**WORK TASK**. Check each line of the data for "projects" and select those that have it.

Data excerpts:
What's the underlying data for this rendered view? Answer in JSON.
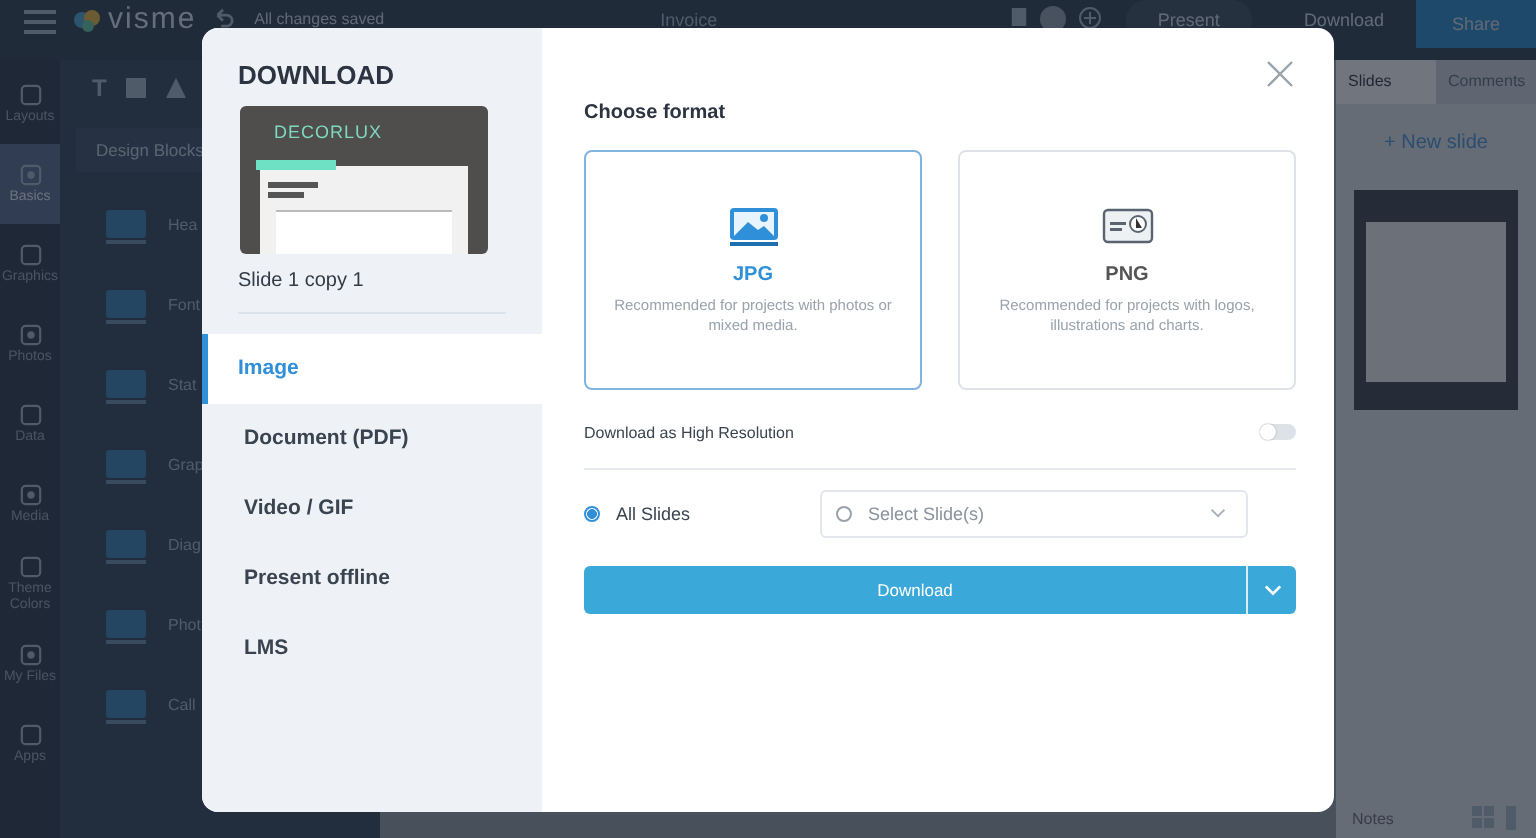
{
  "app": {
    "logo": "visme",
    "save_status": "All changes saved",
    "document_title": "Invoice",
    "top_actions": [
      {
        "label": "Present",
        "kind": "ghost"
      },
      {
        "label": "Download",
        "kind": "text"
      },
      {
        "label": "Share",
        "kind": "primary"
      }
    ],
    "left_nav": [
      {
        "label": "Layouts",
        "selected": false
      },
      {
        "label": "Basics",
        "selected": true
      },
      {
        "label": "Graphics",
        "selected": false
      },
      {
        "label": "Photos",
        "selected": false
      },
      {
        "label": "Data",
        "selected": false
      },
      {
        "label": "Media",
        "selected": false
      },
      {
        "label": "Theme Colors",
        "selected": false
      },
      {
        "label": "My Files",
        "selected": false
      },
      {
        "label": "Apps",
        "selected": false
      }
    ],
    "panel": {
      "text_tool": "T",
      "tab": "Design Blocks",
      "blocks": [
        "Hea",
        "Font",
        "Stat",
        "Grap",
        "Diag",
        "Phot",
        "Call"
      ]
    },
    "right_panel": {
      "tabs": [
        {
          "label": "Slides",
          "selected": true
        },
        {
          "label": "Comments",
          "selected": false
        }
      ],
      "new_slide": "+ New slide",
      "notes": "Notes"
    }
  },
  "dialog": {
    "title": "DOWNLOAD",
    "preview": {
      "brand": "DECORLUX"
    },
    "slide_name": "Slide 1 copy 1",
    "menu": [
      {
        "label": "Image",
        "selected": true
      },
      {
        "label": "Document (PDF)",
        "selected": false
      },
      {
        "label": "Video / GIF",
        "selected": false
      },
      {
        "label": "Present offline",
        "selected": false
      },
      {
        "label": "LMS",
        "selected": false
      }
    ],
    "section_title": "Choose format",
    "formats": [
      {
        "name": "JPG",
        "description": "Recommended for projects with photos or mixed media.",
        "selected": true
      },
      {
        "name": "PNG",
        "description": "Recommended for projects with logos, illustrations and charts.",
        "selected": false
      }
    ],
    "high_res": {
      "label": "Download as High Resolution",
      "on": false
    },
    "scope": [
      {
        "kind": "radio",
        "label": "All Slides",
        "selected": true
      },
      {
        "kind": "dropdown",
        "placeholder": "Select Slide(s)",
        "selected": false
      }
    ],
    "download_button": "Download"
  }
}
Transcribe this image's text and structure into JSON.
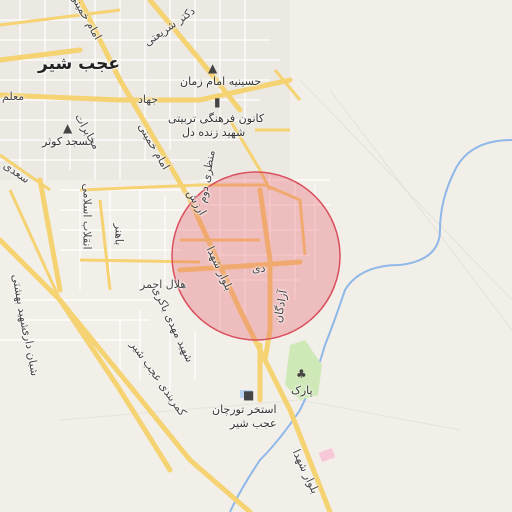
{
  "map": {
    "city_label": "عجب شیر",
    "pois": {
      "hosseinieh": "حسینیه امام زمان",
      "kanun_line1": "کانون فرهنگی تربیتی",
      "kanun_line2": "شهید زنده دل",
      "mosque": "مسجد کوثر",
      "park": "پارک",
      "pool_line1": "استخر تورچان",
      "pool_line2": "عجب شیر"
    },
    "roads": {
      "jahad": "جهاد",
      "moallem": "معلم",
      "saadi": "سعدی",
      "dr_shariati": "دکتر شریعتی",
      "imam_khomeini_top": "امام خمینی",
      "imam_khomeini": "امام خمینی",
      "manzari": "منظری دوم",
      "mokhaberat": "مخابرات",
      "arzesh": "ارزش",
      "enghelab": "انقلاب اسلامی",
      "bahonar": "باهنر",
      "shahid_beheshti": "شهید بهشتی",
      "helal_ahmar": "هلال احمر",
      "bolvar_shohada": "بلوار شهدا",
      "dey": "دی",
      "azadegan": "آزادگان",
      "mahdi_bakeri": "شهید مهدی باکری",
      "kamarbandi": "کمربندی عجب شیر",
      "shaban_dari": "شبان داری"
    },
    "icons": {
      "mosque": "mosque-icon",
      "school": "school-icon",
      "park": "tree-icon",
      "pool": "pool-icon"
    },
    "colors": {
      "background": "#f2efe9",
      "major_road": "#f5d272",
      "minor_road": "#ffffff",
      "block": "#e6e2dc",
      "river": "#8fb8e8",
      "park": "#cfe8b8",
      "circle_fill": "#e8606e",
      "circle_stroke": "#d9505e"
    }
  }
}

**ANSWER SPACE**.
        "description": "Recommended for projects with photos or mixed media.",
        "description": "Recommended for projects with logos, illustrations and charts.",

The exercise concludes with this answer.